Man guilty of murder after shooting driver twice in head
David Scott was convicted of killing Euan Johnston at traffic lights in November 2016.
A man has been found guilty of murdering a driver by shooting him twice in the head while he was stopped at traffic lights.
Gunman David Scott, 33, was convicted of the murder of Euan Johnston and ordered to serve at least 22 years in prison.
Mr Johnston, 26, known as EJ, died from his injuries after the shooting in Glasgow in November 2016.
The jury delivered a guilty verdict against Scott following a trial at the city's High Court.
Scott, from Glasgow, was part of a gang which planned the execution of father-of-two Mr Johnston.
He was caught because he left behind a hooded top in the getaway car, an Audi Q5, which was abandoned and set ablaze.
Painstaking work by forensic scientists recovered fragments of the badly-burned top Scott had worn during the crime, with his DNA found on his zipper.
Police also discovered CCTV footage of the gang carrying out surveillance on Mr Johnston's movements shortly before his death.
Scott murdered Mr Johnston, while acting with others unknown, by repeatedly firing a gun at him on November 15, 2016, at the junction of Shields Road and Scotland Street in the south of the city.
Judge Lady Stacey told Scott on Wednesday: "You coldly and deliberately cut a man's life short, leaving a grieving family.
"You carried this out in a public street and showed no regard to not only your victim but also to members of the public.
She added: "The attack was a premeditated murderous assault which involved a lethal weapon.
"It has correctly been called an execution and was carried out in a public street.

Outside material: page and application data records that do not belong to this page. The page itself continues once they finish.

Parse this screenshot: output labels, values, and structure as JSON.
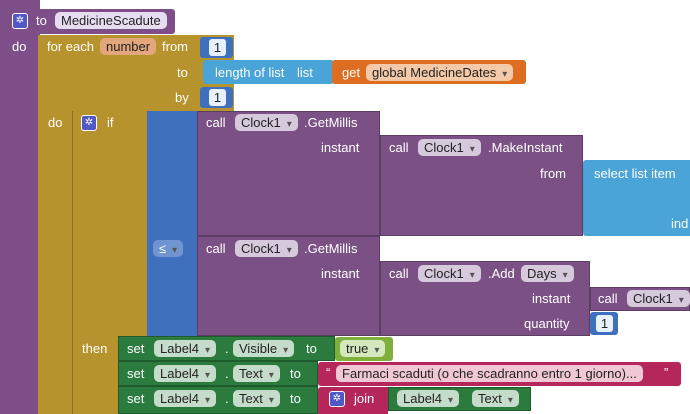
{
  "procedure": {
    "to_label": "to",
    "name": "MedicineScadute",
    "do_label": "do"
  },
  "loop": {
    "for_each_label": "for each",
    "var_name": "number",
    "from_label": "from",
    "from_value": "1",
    "to_label": "to",
    "by_label": "by",
    "by_value": "1",
    "do_label": "do",
    "length_label": "length of list",
    "list_label": "list",
    "get_label": "get",
    "global_var": "global MedicineDates"
  },
  "if_block": {
    "if_label": "if",
    "then_label": "then",
    "compare_op": "≤"
  },
  "call1": {
    "call_label": "call",
    "component": "Clock1",
    "method": ".GetMillis",
    "instant_label": "instant",
    "inner_call": "call",
    "inner_component": "Clock1",
    "inner_method": ".MakeInstant",
    "from_label": "from",
    "select_label": "select list item",
    "index_label": "ind"
  },
  "call2": {
    "call_label": "call",
    "component": "Clock1",
    "method": ".GetMillis",
    "instant_label": "instant",
    "inner_call": "call",
    "inner_component": "Clock1",
    "inner_method": ".Add",
    "unit": "Days",
    "instant2_label": "instant",
    "call3": "call",
    "component3": "Clock1",
    "quantity_label": "quantity",
    "quantity_value": "1"
  },
  "then_blocks": [
    {
      "set": "set",
      "component": "Label4",
      "dot": ".",
      "property": "Visible",
      "to": "to",
      "value": "true"
    },
    {
      "set": "set",
      "component": "Label4",
      "dot": ".",
      "property": "Text",
      "to": "to",
      "value": "Farmaci scaduti (o che scadranno entro 1 giorno)..."
    },
    {
      "set": "set",
      "component": "Label4",
      "dot": ".",
      "property": "Text",
      "to": "to",
      "join": "join",
      "join_component": "Label4",
      "join_property": "Text"
    }
  ],
  "colors": {
    "procedure": "#7d4e87",
    "loop": "#b7932e",
    "control": "#b7932e",
    "math": "#3f70be",
    "list": "#4aa4d8",
    "variable": "#dd6e21",
    "component": "#7b5185",
    "setter": "#2b7b3e",
    "logic": "#7fb03c",
    "text": "#b5265b"
  }
}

You have many convictions for crimes of violence."
The court heard that Mr Johnston was sitting in his Audi RS4 at the junction of Shields Road and Scotland Street at 11.40pm.
He and his friend Brian McMahon, 31, had just left the nearby Red Pepper restaurant in St Andrews Road where they had eaten.
Mr Johnston was waiting for the lights to change to green and chatting to his partner Danielle Carruthers on the phone when an Audi Q5 drove alongside and three shots rang out.
Two of the bullets hit Mr Johnston, who was known as EJ, in the head. One went through his brain causing an unsurvivable injury.
The third bullet hit rubber around the driver's door of Mr Johnston's car.
At the time of the shooting described in court by prosecutor Alex Prentice QC as "a well-planned execution", Mr Johnston was awaiting trial at the High Court on charges of dealing £640,000 worth of heroin.
In evidence, Ms Carruthers, 33, who had a child with Mr Johnston, said she phoned him to see what time he would be home.
"There was a revving off the car and a loud bang. I was shouting: 'Euan are you alright?'"Mr Johnston's partner Danielle Carruthers
She said: "He said he was on the way to drop his friend Brian McMahon off and would be home soon.
"Immediately after he said that there was a revving off the car and a loud bang. I was shouting: 'Euan are you alright?'
" I didn't know what had happened. It wasn't until I heard Brian screaming 'Euan, Euan, Euan,' over and over again I knew something was wrong."
Ms Carruthers said she then heard someone say: "EJ has been shot in the face."
The court was shown CCTV footage which illustrated the timeline of the shooting of Mr Johnston.
After the jury returned their verdict Mr Prentice told the court that Scott had a number of previous convictions for carrying weapons and violence.
Scott showed no emotion as he was led away to begin his sentence.
His co-accused Anthony Ruthven, 33, was cleared of murdering Mr Johnston after prosecutor Alex Prentice withdrew the charges against him during the trial.
Detective superintendent Jim Kerr, senior investigating officer in the case, said: "We welcome the conviction of David Scott.
"This was a pre-planned, cold blooded murder of a young man in the middle of a busy area, and despite being targeted, was an act which was cowardly and without regard for any innocent bystanders who may have been in the vicinity.
"This type of violence involving illegal firearms will not be tolerated and regardless of who is involved, no one should be on our streets discharging them.
"Organised crime is a serious issue that affects individuals, communities and businesses across Scotland."
He added: "Our extensive investigation revealed to us that there was more than just one person at the scene of the shooting and we would ask anyone who has information that may be useful to contact police.
"Any new information will be thoroughly investigated."